National Grid Reference: NZ 90035 02699


Legacy Record - This information may be included in the List Entry Details.

Reasons for Designation

Wayside crosses are one of several types of Christian cross erected during the medieval period, mostly from the 9th to 15th centuries AD. In addition to serving the function of reiterating and reinforcing the Christian faith amongst those who passed the cross and of reassuring the traveller, wayside crosses often fulfilled a role as waymarkers, especially in difficult and otherwise unmarked terrain. The crosses might be on regularly used routes linking ordinary settlements or on routes having a more specifically religious function, including those providing access to religious sites for parishioners and funeral processions, or marking long-distance routes frequented on pilgrimages. Over 350 wayside crosses are known nationally, concentrated in south west England throughout Cornwall and on Dartmoor where they form the commonest type of stone cross. A small group also occurs on the North York Moors. Relatively few examples have been recorded elsewhere and these are generally confined to remote moorland locations. Outside Cornwall almost all wayside crosses take the form of a `Latin' cross, in which the cross-head itself is shaped within the projecting arms of an unenclosed cross. In Cornwall wayside crosses vary considerably in form and decoration. The commonest type includes a round, or `wheel', head on the faces of which various forms of cross or related designs were carved in relief or incised, the spaces between the cross arms possibly pierced. The design was sometimes supplemented with a relief figure of Christ and the shaft might bear decorative panels and motifs. Less common forms in Cornwall include the `Latin' cross and, much rarer, the simple slab with a low relief cross on both faces. Rare examples of wheel-head and slab-form crosses also occur within the North York Moors group. Most wayside crosses have either a simple socketed base or show no evidence for a separate base at all. Wayside crosses contribute significantly to our understanding of medieval religious customs and sculptural traditions and to our knowledge of medieval routeways and settlement patterns. All wayside crosses which survive as earth- fast monuments, except those which are extremely damaged and removed from their original locations, are considered worthy of protection.

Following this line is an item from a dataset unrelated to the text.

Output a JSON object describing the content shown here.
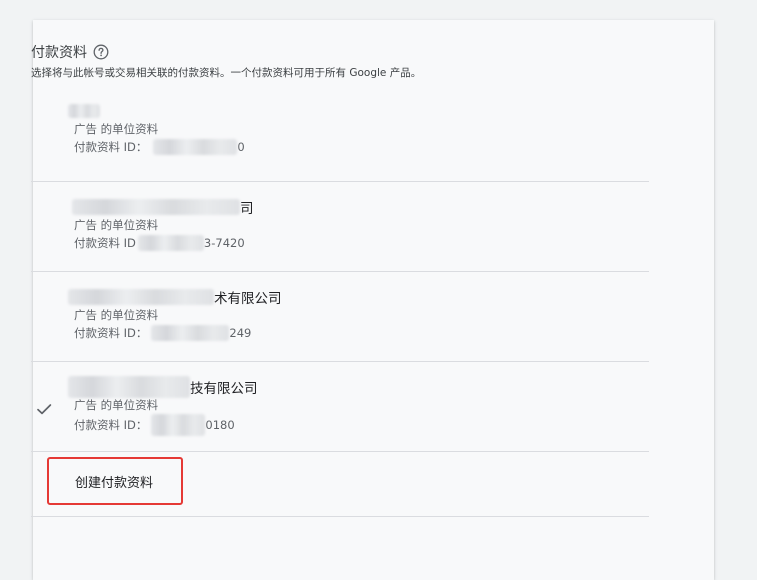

The cross base called John Cross on Shooting House Rigg was a boundary cross for Whitby Abbey. The base survives well in spite of the loss of the original shaft and head. It is in its original position on an eminence, making it visible for a considerable distance in each direction. The cross gives an indication of the extent of the lands of Whitby Abbey before the Reformation and was probably a waymarker and reminder of the faith to the medieval traveller.


Legacy Record - This information may be included in the List Entry Details.

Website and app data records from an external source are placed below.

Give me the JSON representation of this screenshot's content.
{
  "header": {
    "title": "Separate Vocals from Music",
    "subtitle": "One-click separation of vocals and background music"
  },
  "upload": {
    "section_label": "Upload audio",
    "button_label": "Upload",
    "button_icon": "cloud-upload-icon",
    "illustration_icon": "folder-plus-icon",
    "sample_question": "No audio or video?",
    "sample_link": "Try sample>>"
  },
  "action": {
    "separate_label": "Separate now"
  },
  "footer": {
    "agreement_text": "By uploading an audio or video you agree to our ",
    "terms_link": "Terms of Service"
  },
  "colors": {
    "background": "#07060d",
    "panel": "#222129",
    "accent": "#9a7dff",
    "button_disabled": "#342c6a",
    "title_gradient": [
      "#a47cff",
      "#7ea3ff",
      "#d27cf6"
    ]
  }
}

The monument comprises a cross base with a freestone boulder set roughly into the socket. It stands at the junction of a footpath from New May Beck across Low Moor running west-east and a path from the B1416 south to the Robin Hood's Bay Road footpath 1km to the south. It marks the boundary of the lands of Whitby Abbey during the medieval period. The cross base is of fine gritstone, well worn and standing 0.21m above the turf. The base measures 0.58m by 0.63m and the socket is 0.4m by 0.28m. A boulder 0.62m long has been inserted into the socket. There is a letter `C' cut in the north face, showing its reuse as a boundary marker for the Cholmley estate. The area on which the cross stands is littered with the remains of the shooting house which stood on the site. This building has traces of medieval stonework in the rubble. It stood immediately beside the cross on the south east side. The remains of the shooting house are excluded from the scheduling as they are not yet fully understood, although the ground beneath this feature is included.

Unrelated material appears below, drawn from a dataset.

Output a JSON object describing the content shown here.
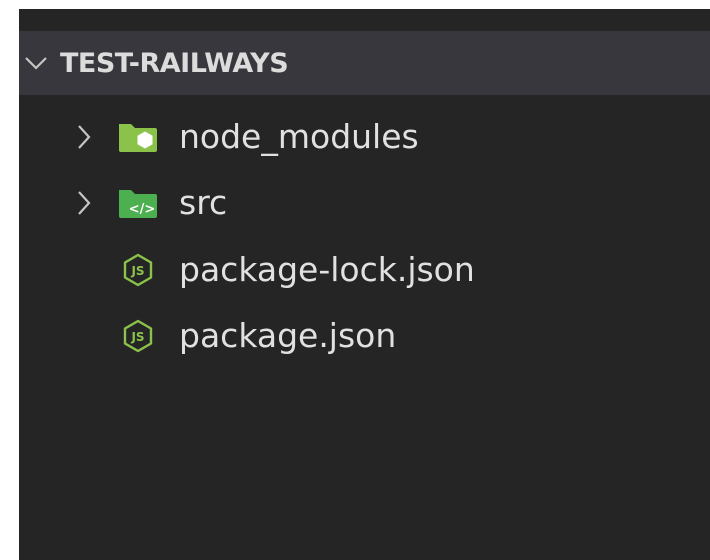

MAP EXTRACT The site of the monument is shown on the attached map extract. It includes a 2 metre boundary around the archaeological features, considered to be essential for the monument's support and preservation.


The contents of this record have been generated from a legacy data system.

Legacy System number: 25683

Legacy System: RSM


Books and journals
Graham, L, The Crosses of the North Yorkshire Moors, (1993), 48

End of official listing